While camping, I was unreachable; it would be a decade until I had my first cell phone. And Internet? Even when I had access to the web at home, it was via my clunky desktop Mac (then quite state of the art) and a telephone cord. Blissfully disconnected from the world!
In my studio, the Internet, on its better days, holds a weak signal, never enough to upload a photo or a video or to watch anything streaming. After racking up data overages on my phone plan and learning my way around Florence, I rely on wifi in cafes or at the school. I am celebrating the lack of connectivity.
Dog Is Love
When I travel, a dog (or three) is with me. When I camped, I brought my beloved Daphne, who loved me almost as much as she loved the woods.
I didn’t bring Scout on the plane with me and can’t fathom the idea of putting her in a plane’s underbelly surrounded by darkness and scary luggage, but I miss all three of my canine pack members. However, dogs are everywhere in Florence! I see the big dogs out with their humans in the mornings, while mostly Pugs, Corgis, and purse dogs prance around in the afternoons and evenings. Dogs go into stores and sit under the table while their humans dine. All of them bark in Italian.

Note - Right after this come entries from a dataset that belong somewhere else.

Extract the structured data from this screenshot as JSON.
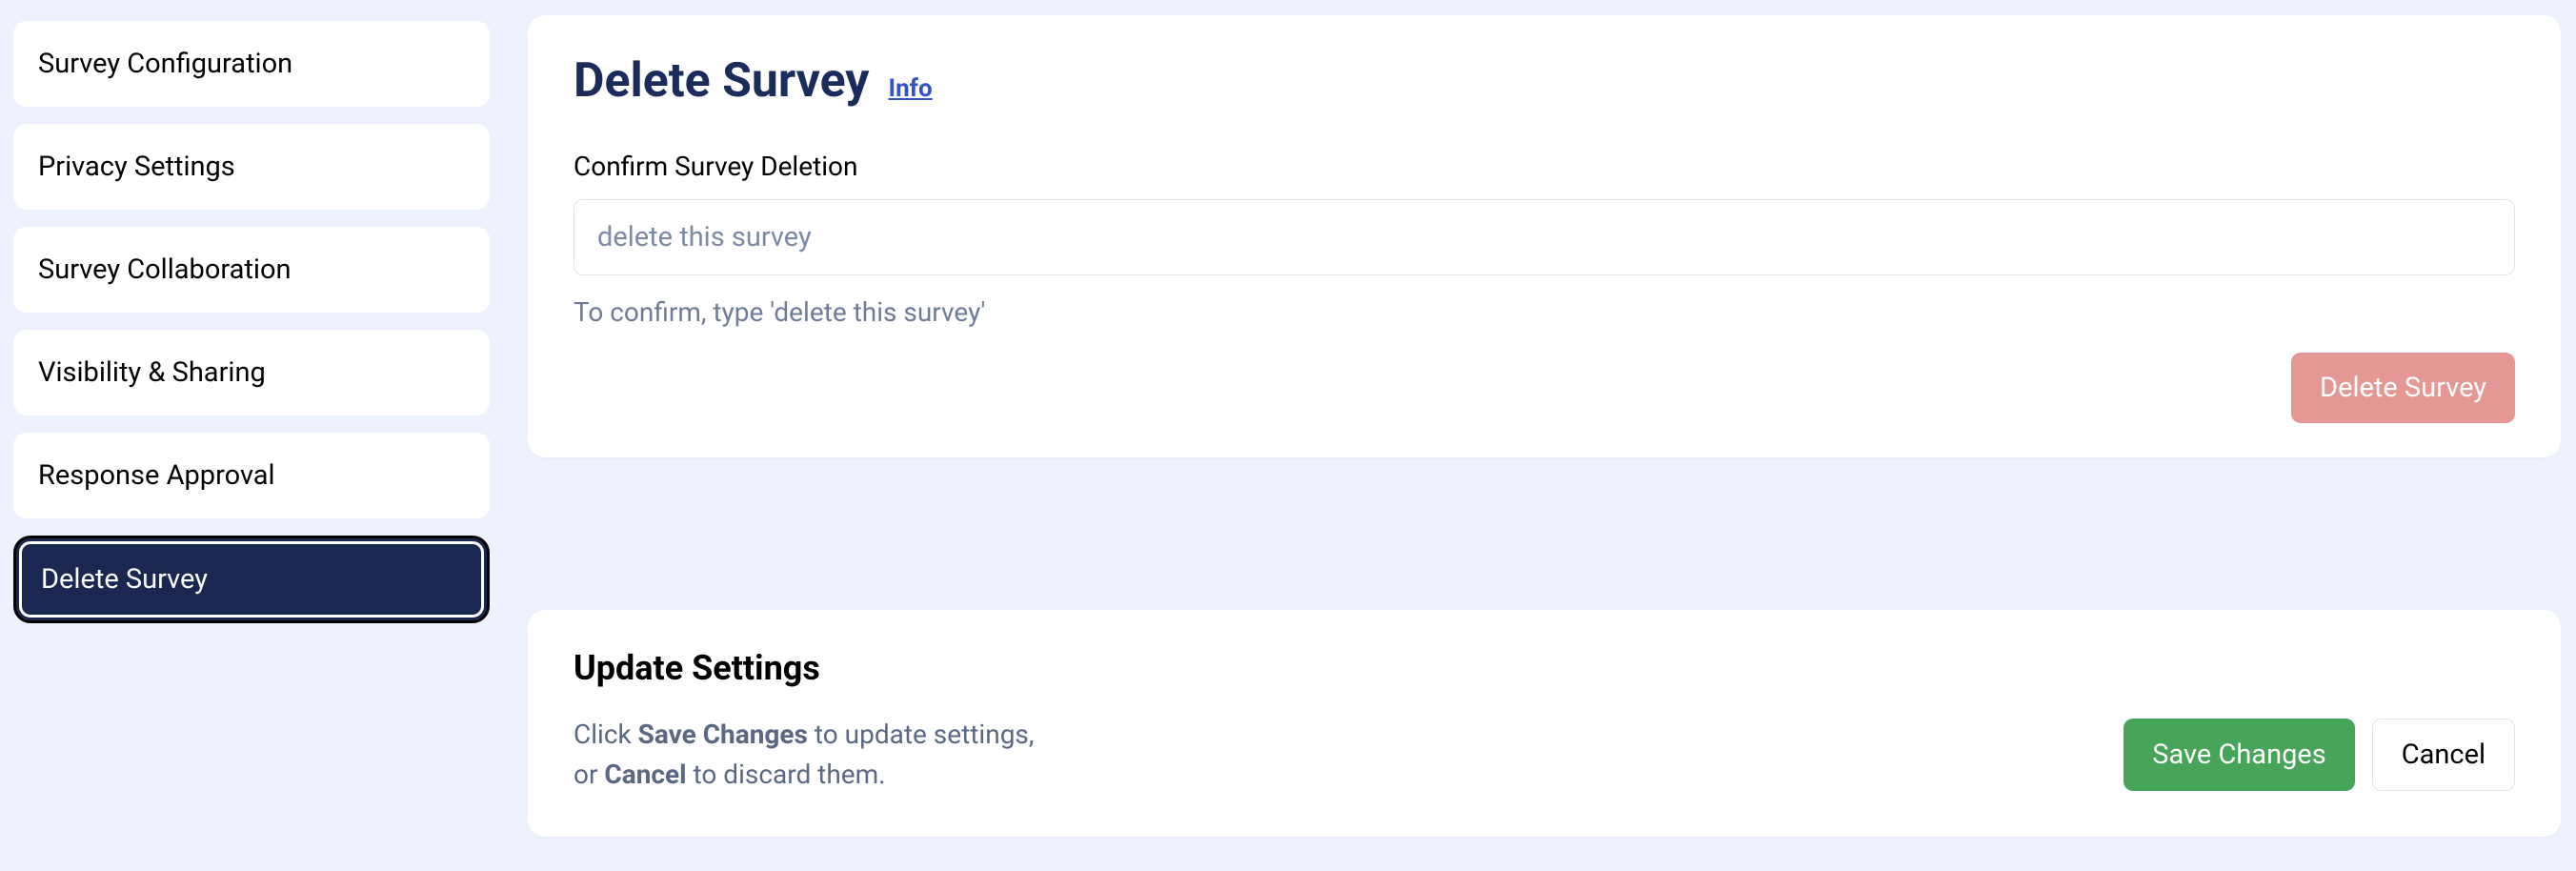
{
  "sidebar": {
    "items": [
      {
        "label": "Survey Configuration",
        "active": false
      },
      {
        "label": "Privacy Settings",
        "active": false
      },
      {
        "label": "Survey Collaboration",
        "active": false
      },
      {
        "label": "Visibility & Sharing",
        "active": false
      },
      {
        "label": "Response Approval",
        "active": false
      },
      {
        "label": "Delete Survey",
        "active": true
      }
    ]
  },
  "delete_panel": {
    "title": "Delete Survey",
    "info_link": "Info",
    "field_label": "Confirm Survey Deletion",
    "input_placeholder": "delete this survey",
    "help_text": "To confirm, type 'delete this survey'",
    "button_label": "Delete Survey"
  },
  "update_panel": {
    "title": "Update Settings",
    "text_part1": "Click ",
    "text_bold1": "Save Changes",
    "text_part2": " to update settings,",
    "text_part3": "or ",
    "text_bold2": "Cancel",
    "text_part4": " to discard them.",
    "save_label": "Save Changes",
    "cancel_label": "Cancel"
  }
}
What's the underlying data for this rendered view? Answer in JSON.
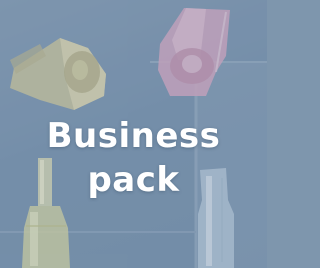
{
  "tile": {
    "title_line1": "Business",
    "title_line2": "pack"
  },
  "colors": {
    "background": "#7590aa",
    "gold_cap": "#d8cf9a",
    "pink_bottle": "#d5a6be",
    "text": "#ffffff"
  }
}
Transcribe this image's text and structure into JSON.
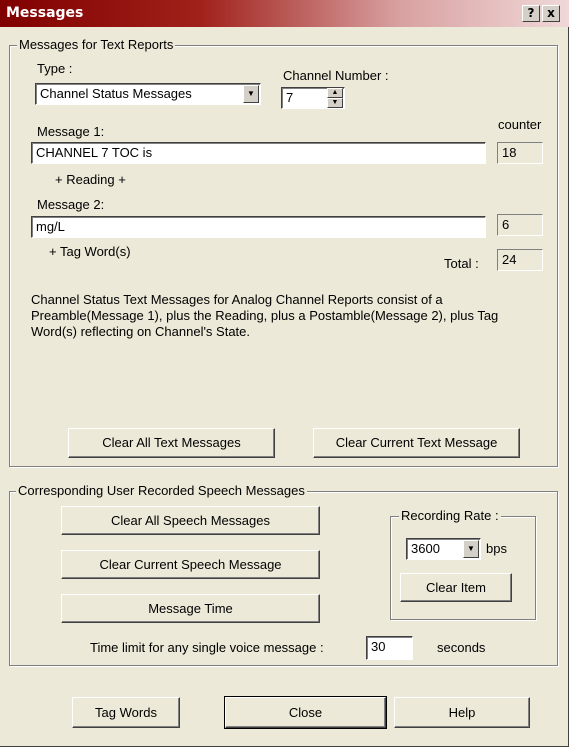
{
  "window": {
    "title": "Messages",
    "help_button": "?",
    "close_button": "x"
  },
  "text_reports": {
    "legend": "Messages for Text Reports",
    "type_label": "Type :",
    "type_value": "Channel Status Messages",
    "channel_label": "Channel Number :",
    "channel_value": "7",
    "counter_label": "counter",
    "message1_label": "Message 1:",
    "message1_value": "CHANNEL 7 TOC is",
    "message1_count": "18",
    "reading_label": "+ Reading +",
    "message2_label": "Message 2:",
    "message2_value": "mg/L",
    "message2_count": "6",
    "tagword_label": "+ Tag Word(s)",
    "total_label": "Total :",
    "total_value": "24",
    "description": "Channel Status Text Messages for Analog Channel Reports consist of a Preamble(Message 1), plus the Reading, plus a Postamble(Message 2), plus Tag Word(s) reflecting on Channel's State.",
    "clear_all_label": "Clear All Text Messages",
    "clear_current_label": "Clear Current Text Message"
  },
  "speech": {
    "legend": "Corresponding User Recorded Speech Messages",
    "clear_all_label": "Clear All Speech Messages",
    "clear_current_label": "Clear Current Speech Message",
    "message_time_label": "Message Time",
    "rate_legend": "Recording Rate :",
    "rate_value": "3600",
    "rate_unit": "bps",
    "clear_item_label": "Clear Item",
    "time_limit_label": "Time limit for any single voice message :",
    "time_limit_value": "30",
    "seconds_label": "seconds"
  },
  "footer": {
    "tag_words_label": "Tag Words",
    "close_label": "Close",
    "help_label": "Help"
  }
}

Not All Who Wander Are Lost
Camping, even when it’s in a familiar or repeated location, is never the same as a previous trip. Even when I went too far off the trail and got lost, camping was always a treat for me, an escape from the ordinary stress and demands of life.
I am hoping Florence is a return location for me, despite the number of times my map has misled me—or, more truthfully, when a beautiful sculpture or a market or a store window distracts me away from my route. Upon returning from this most extraordinary camping trip to the ordinary States–that is, after I’ve taken a luxurious shower, cooked a meal with more pots and pans that will fit on my stove, washed AND dried my travel clothing, and slept in air-conditioned silence for a bit, my goal is to do some gardening: specifically, to plant a seed in my family for a new zip code on the other side of the river and world.